The league's worst nightmare had come true, and they cracked down hard, suspending four players indefinitely (calling their actions "repulsive") and implementing a dress code that banned fashions most associated with hip-hop culture, including jeans, hats, large jewelry and Timberland-style boots. The implications were clear: The NBA would no longer stand idly by while hip-hop took over the league.

"That was huge, because the players were dressing like the guys they grew up with; wearing street clothes, representing their culture, representing the streets," Ryan said. "[NBA commissioner David] Stern instituted all these rules, that was a direct response to the Iverson-ification of the league that was happening in the time."

"It was anti-personal style and anti-hip-hop, I think to David Stern and league higher-ups, baggy jeans and big T-shirts carried a meaning they didn't want associated with the NBA," Osborne said. "It was a huge trampling on players' rights, as far as I was concerned.

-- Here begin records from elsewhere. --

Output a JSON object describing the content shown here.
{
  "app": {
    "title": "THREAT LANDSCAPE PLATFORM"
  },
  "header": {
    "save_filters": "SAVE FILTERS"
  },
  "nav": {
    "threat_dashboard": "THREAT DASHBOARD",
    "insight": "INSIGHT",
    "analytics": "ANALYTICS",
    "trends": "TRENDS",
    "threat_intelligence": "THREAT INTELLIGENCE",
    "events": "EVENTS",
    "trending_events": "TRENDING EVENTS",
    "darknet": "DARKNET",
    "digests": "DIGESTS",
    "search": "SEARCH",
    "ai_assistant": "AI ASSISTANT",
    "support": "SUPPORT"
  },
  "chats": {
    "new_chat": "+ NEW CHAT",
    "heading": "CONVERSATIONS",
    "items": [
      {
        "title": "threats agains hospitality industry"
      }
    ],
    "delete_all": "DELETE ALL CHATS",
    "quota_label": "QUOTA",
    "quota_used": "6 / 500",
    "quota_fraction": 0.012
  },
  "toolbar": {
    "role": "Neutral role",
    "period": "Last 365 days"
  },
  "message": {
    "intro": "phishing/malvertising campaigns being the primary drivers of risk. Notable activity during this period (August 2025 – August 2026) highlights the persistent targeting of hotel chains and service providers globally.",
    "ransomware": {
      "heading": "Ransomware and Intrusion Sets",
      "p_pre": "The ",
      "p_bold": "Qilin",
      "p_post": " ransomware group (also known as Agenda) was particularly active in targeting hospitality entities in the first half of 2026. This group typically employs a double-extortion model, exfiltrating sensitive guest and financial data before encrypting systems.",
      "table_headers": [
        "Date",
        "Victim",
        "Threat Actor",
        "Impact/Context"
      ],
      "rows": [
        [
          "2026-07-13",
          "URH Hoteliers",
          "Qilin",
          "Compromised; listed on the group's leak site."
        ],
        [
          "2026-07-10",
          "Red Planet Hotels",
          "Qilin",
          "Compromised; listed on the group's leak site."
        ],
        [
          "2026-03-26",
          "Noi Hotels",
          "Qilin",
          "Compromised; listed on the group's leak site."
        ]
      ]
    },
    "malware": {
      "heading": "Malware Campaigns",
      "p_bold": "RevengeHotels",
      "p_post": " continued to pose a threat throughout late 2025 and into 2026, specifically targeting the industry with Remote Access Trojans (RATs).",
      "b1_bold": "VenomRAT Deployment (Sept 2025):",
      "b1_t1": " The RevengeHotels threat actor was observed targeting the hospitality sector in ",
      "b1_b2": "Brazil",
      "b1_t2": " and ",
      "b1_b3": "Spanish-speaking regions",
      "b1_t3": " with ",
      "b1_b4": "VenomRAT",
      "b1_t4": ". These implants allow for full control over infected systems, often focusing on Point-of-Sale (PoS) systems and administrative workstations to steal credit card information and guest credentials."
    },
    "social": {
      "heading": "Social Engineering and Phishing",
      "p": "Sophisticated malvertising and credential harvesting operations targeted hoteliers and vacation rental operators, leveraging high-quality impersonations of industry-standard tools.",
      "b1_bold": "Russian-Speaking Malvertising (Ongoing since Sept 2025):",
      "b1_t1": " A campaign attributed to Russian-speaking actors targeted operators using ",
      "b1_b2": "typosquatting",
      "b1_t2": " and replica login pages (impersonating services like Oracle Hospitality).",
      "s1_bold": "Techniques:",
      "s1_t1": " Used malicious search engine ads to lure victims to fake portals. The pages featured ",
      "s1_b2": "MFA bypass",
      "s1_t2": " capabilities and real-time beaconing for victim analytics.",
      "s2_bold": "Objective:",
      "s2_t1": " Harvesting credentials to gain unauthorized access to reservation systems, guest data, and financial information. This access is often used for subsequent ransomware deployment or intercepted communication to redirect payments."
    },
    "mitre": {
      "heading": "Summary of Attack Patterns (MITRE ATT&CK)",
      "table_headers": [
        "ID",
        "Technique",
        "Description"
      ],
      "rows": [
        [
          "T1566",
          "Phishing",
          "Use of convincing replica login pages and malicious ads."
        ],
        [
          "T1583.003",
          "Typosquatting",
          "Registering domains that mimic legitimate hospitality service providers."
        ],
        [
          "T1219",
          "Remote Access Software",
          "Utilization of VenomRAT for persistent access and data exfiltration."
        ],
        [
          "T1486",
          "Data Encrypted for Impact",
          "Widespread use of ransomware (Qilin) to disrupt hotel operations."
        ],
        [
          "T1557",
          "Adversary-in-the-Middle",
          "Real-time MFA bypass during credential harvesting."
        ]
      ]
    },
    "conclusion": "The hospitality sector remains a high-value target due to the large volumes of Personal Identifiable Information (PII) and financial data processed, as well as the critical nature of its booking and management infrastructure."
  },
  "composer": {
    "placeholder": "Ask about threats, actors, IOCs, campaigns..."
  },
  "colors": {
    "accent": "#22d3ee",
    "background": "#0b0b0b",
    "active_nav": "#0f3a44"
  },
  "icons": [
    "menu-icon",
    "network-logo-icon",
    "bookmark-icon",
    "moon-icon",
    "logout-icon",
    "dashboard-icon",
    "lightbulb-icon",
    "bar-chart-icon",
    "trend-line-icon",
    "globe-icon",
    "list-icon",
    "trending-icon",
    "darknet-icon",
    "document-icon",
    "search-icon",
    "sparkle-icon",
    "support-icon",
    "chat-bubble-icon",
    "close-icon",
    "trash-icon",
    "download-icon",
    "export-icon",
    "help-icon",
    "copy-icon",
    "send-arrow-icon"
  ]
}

It was anti-individuality, and hip-hop has always been individualistic."

Still, in the time since, relations between the league and hip-hop have warmed slightly, and now, hip-hop is played in every arena, and rappers like Jay-Z and Nelly are even part owners of NBA franchises. That's due in no small part to the players' love of both the music and the culture — "It didn't happen with the NBA's assistance," Osborne said. "More like their resistance" — and the genre's slow acceptance by mainstream America.

"In the end, money determines everything. And hip-hop has become one of the major cultural forces of our time, it's not only a musical genre but a lifestyle," Ryan said. "And that speaks to the mainstreaming of hip-hop culture in general. If you would have told Kurtis Blow when he made 'Basketball' that in 30 years a guy like him would be the owner of a basketball team that plays in Brooklyn, he would have laughed you off the set of the video."

So will there ever come a day when the NBA truly embraces hip-hop? You never know ... but for now, it seems the league has come to accept that the genre is as much a part of the game as the official Spalding basketball, and, even though they'll never come out and say it, everyone benefits from their relationship.

"As a whole, it's pretty healthy, because in an organic sense, a lot of players love rap, and a lot of rappers love basketball," Osborne said. "But in a corporate sense, the relationship is insincere. [The NBA] can't think it's going away, but they remain resistant to embracing it. It should be a warmer relationship, these guys have influence so why don't you want them talking well of your sport?"

What do you think of the NBA's relationship with hip-hop? Let us know in the comments below.